What you are asked to do:
Copy out, exactly as written, only the line containing "Enumerate this screenshot's" and the lines after it through the end of the records.

** Opening Data extract block **

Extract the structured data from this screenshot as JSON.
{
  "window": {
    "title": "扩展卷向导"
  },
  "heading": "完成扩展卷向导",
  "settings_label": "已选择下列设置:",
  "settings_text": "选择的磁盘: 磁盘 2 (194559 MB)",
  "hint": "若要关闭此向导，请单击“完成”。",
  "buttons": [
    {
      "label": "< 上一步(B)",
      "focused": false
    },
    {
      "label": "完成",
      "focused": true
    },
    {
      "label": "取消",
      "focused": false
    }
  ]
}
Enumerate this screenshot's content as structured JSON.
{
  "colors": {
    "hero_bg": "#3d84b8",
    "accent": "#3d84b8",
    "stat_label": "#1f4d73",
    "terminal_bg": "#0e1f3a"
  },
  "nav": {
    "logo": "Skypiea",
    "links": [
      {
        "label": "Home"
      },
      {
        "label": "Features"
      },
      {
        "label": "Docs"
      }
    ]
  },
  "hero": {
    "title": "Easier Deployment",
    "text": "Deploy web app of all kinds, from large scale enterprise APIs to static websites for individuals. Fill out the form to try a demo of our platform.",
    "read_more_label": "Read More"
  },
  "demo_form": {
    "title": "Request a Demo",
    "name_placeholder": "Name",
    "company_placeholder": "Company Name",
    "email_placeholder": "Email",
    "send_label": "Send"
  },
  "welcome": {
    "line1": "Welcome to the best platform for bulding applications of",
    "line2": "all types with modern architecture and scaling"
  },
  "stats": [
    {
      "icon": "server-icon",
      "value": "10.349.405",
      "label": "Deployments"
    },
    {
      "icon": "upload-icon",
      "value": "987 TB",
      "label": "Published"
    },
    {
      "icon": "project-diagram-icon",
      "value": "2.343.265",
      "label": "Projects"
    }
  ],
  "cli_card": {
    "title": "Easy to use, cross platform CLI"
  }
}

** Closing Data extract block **

Output of the exercise:
Enumerate this screenshot's content as structured JSON.
{
  "colors": {
    "hero_bg": "#3d84b8",
    "accent": "#3d84b8",
    "stat_label": "#1f4d73",
    "terminal_bg": "#0e1f3a"
  },
  "nav": {
    "logo": "Skypiea",
    "links": [
      {
        "label": "Home"
      },
      {
        "label": "Features"
      },
      {
        "label": "Docs"
      }
    ]
  },
  "hero": {
    "title": "Easier Deployment",
    "text": "Deploy web app of all kinds, from large scale enterprise APIs to static websites for individuals. Fill out the form to try a demo of our platform.",
    "read_more_label": "Read More"
  },
  "demo_form": {
    "title": "Request a Demo",
    "name_placeholder": "Name",
    "company_placeholder": "Company Name",
    "email_placeholder": "Email",
    "send_label": "Send"
  },
  "welcome": {
    "line1": "Welcome to the best platform for bulding applications of",
    "line2": "all types with modern architecture and scaling"
  },
  "stats": [
    {
      "icon": "server-icon",
      "value": "10.349.405",
      "label": "Deployments"
    },
    {
      "icon": "upload-icon",
      "value": "987 TB",
      "label": "Published"
    },
    {
      "icon": "project-diagram-icon",
      "value": "2.343.265",
      "label": "Projects"
    }
  ],
  "cli_card": {
    "title": "Easy to use, cross platform CLI"
  }
}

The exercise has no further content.